The purpose of this blog is to further illustrate and elaborate on the RaPID model and the five principles that underlie it:
Wherever possible, blog posts will include classroom resources or examples. If you haven’t taken the course, you’ll still find valuable ideas in the blog, but some of the ideas and terms would likely make more sense after Unit 1. Note that you can access the course by clicking on the “Math Minds” link on the top right of this page. You may also be interested in checking out some of our publications, which you can access here.
For those who have taken the course, the following brief summary may be helpful. We’ll start with the principles: Mathematical structure (P1) motivates and sustains each of the other principles and practices. A growth mindset (P2) is a necessary condition for bringing it to life. Here, growth mindset is much more than telling learners they could succeed if only they would try hard enough; it’s about showing them that they are capable of learning sophisticated mathematics at or beyond grade level. Effective teaching is essential to ensuring they do so.

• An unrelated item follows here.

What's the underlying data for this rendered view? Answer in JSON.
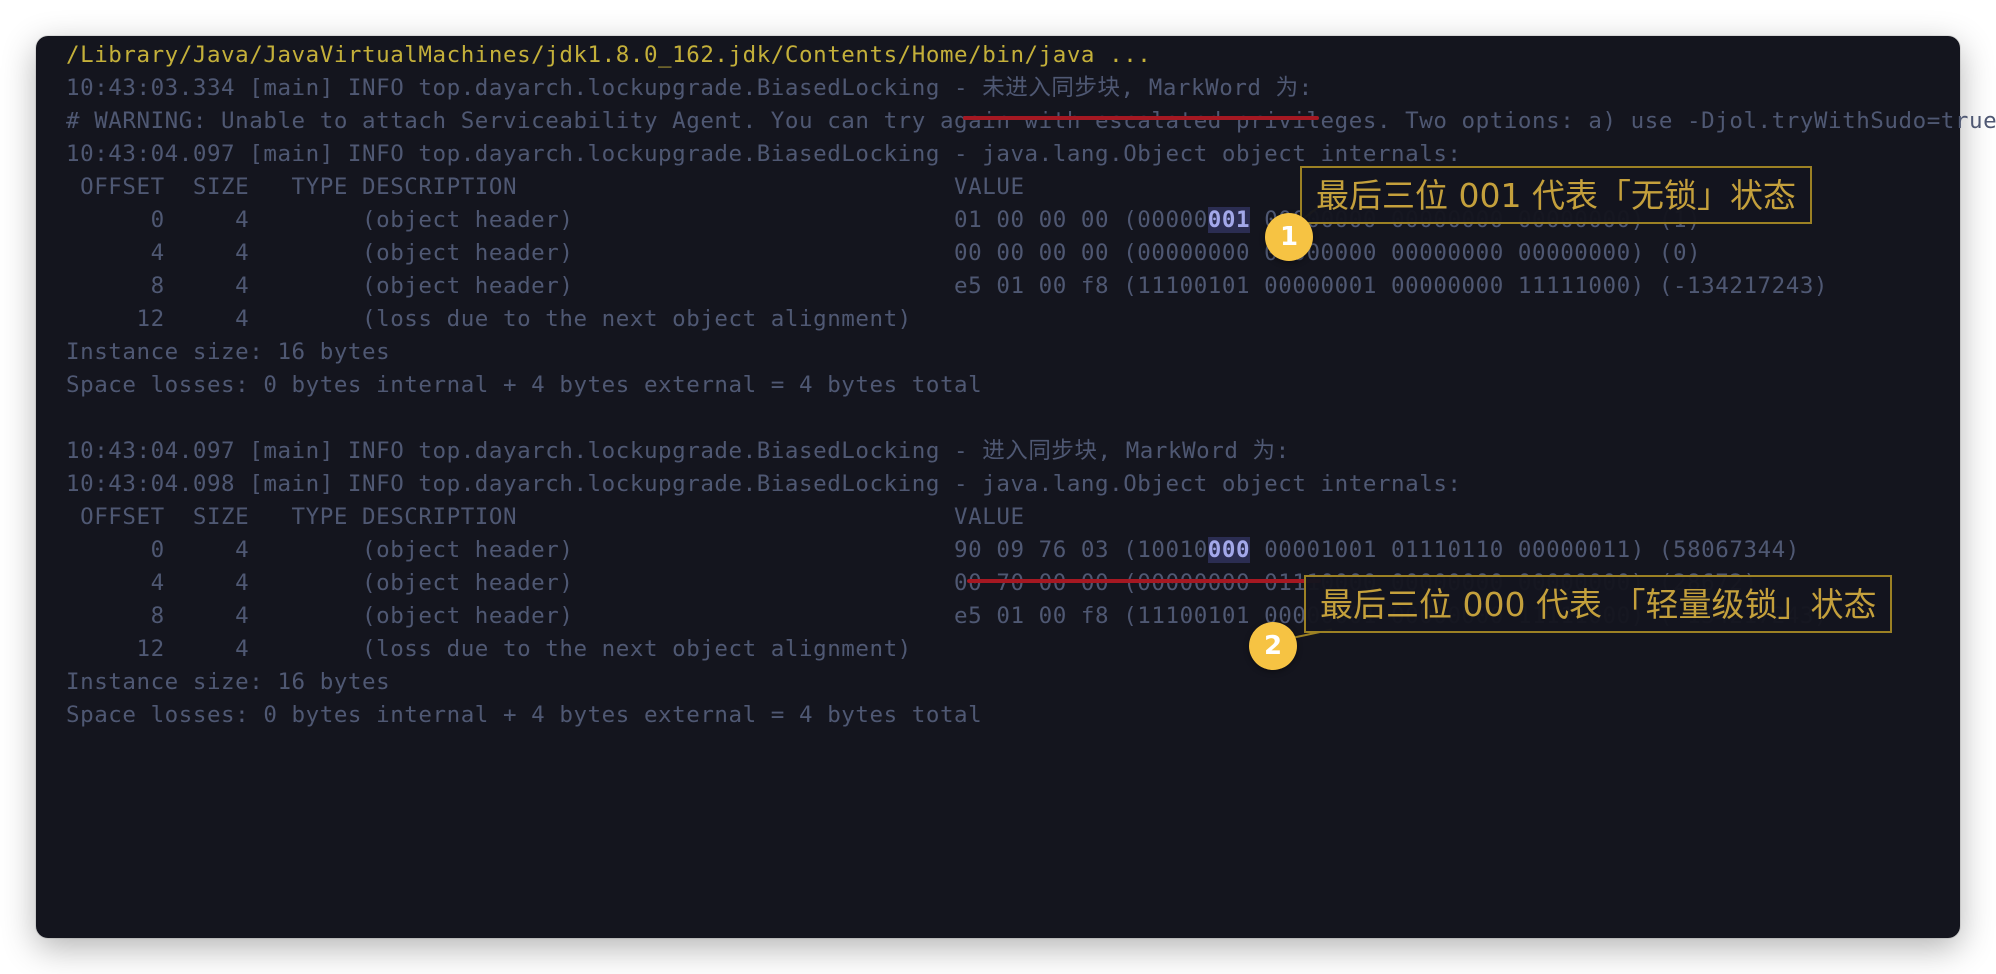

For learning to take place, it’s important to attend to the limits of working memory (P3) without fragmenting content to the point that necessary contrasts (P4) and associations (P5) are lost. This is a highly sophisticated art—and one that we argue should be a shared responsibility between a teacher and a quality resource, particularly when it comes to raveling mathematical content.

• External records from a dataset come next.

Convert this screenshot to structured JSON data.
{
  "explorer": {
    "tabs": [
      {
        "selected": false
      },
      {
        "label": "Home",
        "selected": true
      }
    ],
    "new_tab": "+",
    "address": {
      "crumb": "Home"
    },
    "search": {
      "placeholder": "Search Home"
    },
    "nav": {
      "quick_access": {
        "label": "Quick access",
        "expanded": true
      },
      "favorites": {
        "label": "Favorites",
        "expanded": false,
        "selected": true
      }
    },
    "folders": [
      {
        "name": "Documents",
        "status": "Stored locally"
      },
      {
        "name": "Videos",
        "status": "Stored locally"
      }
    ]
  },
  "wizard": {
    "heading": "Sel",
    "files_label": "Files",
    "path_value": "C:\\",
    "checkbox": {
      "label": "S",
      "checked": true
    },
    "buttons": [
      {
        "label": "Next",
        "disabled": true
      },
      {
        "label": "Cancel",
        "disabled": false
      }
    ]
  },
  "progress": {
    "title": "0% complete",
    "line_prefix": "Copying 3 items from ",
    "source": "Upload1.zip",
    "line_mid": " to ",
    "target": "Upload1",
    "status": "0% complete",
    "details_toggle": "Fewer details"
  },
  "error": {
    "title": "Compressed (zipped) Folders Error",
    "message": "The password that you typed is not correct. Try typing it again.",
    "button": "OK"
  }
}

RaPID practices are based on these principles. Raveling refers to both the long-term structuring of mathematical content, both within and between grades (R-a) as well as to the immediate structuring of ideas in a particular lesson (R-b). Prompting draws heavily from variation theory, which we’ll have much to say about. It involves offering appropriate contrasts and juxtapositions (P-a) and engaging learners in making relevant distinctions and associations (P-b). Interpreting is about asking questions that offer windows into understanding (I-a) and attending to each learner’s response (I-b). Deciding is about using that information to inform the unfolding of a lesson (D-a)—in a way that allows all students to continue engaging together (D-b).

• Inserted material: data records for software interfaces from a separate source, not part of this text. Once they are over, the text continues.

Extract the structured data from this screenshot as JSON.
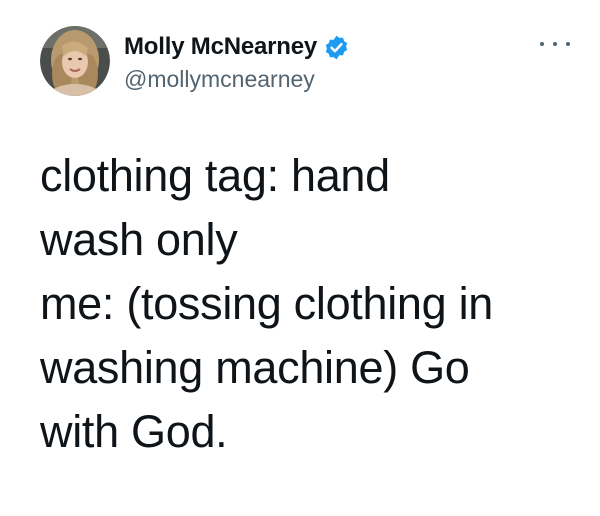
{
  "author": {
    "display_name": "Molly McNearney",
    "handle": "@mollymcnearney",
    "verified": true,
    "verified_icon": "verified-badge-icon",
    "verified_color": "#1d9bf0"
  },
  "menu": {
    "icon": "more-options-icon"
  },
  "tweet": {
    "lines": [
      "clothing tag: hand",
      "wash only",
      "me: (tossing clothing in",
      "washing machine) Go",
      "with God."
    ]
  },
  "colors": {
    "text": "#0f1419",
    "secondary": "#536471",
    "background": "#ffffff"
  }
}
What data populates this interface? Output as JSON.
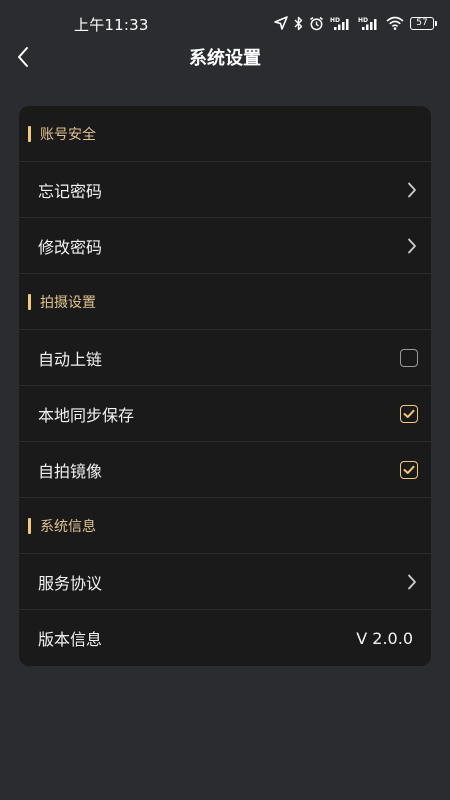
{
  "status_bar": {
    "time": "上午11:33",
    "battery": "57",
    "icons": [
      "location-arrow-icon",
      "bluetooth-icon",
      "alarm-clock-icon",
      "hd-signal-icon",
      "hd-signal-icon",
      "wifi-icon",
      "battery-icon"
    ]
  },
  "header": {
    "title": "系统设置",
    "back_icon": "chevron-left-icon"
  },
  "sections": {
    "account": {
      "title": "账号安全",
      "items": [
        {
          "label": "忘记密码",
          "control": "chevron-right-icon"
        },
        {
          "label": "修改密码",
          "control": "chevron-right-icon"
        }
      ]
    },
    "capture": {
      "title": "拍摄设置",
      "items": [
        {
          "label": "自动上链",
          "checked": false
        },
        {
          "label": "本地同步保存",
          "checked": true
        },
        {
          "label": "自拍镜像",
          "checked": true
        }
      ]
    },
    "system": {
      "title": "系统信息",
      "items": [
        {
          "label": "服务协议",
          "control": "chevron-right-icon"
        },
        {
          "label": "版本信息",
          "value": "V 2.0.0"
        }
      ]
    }
  },
  "colors": {
    "background": "#2a2c2f",
    "card": "#1a1a1b",
    "accent": "#f2c97d",
    "section_text": "#e0c290"
  }
}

These principles and practices form the organizing framework for both the course and the blog.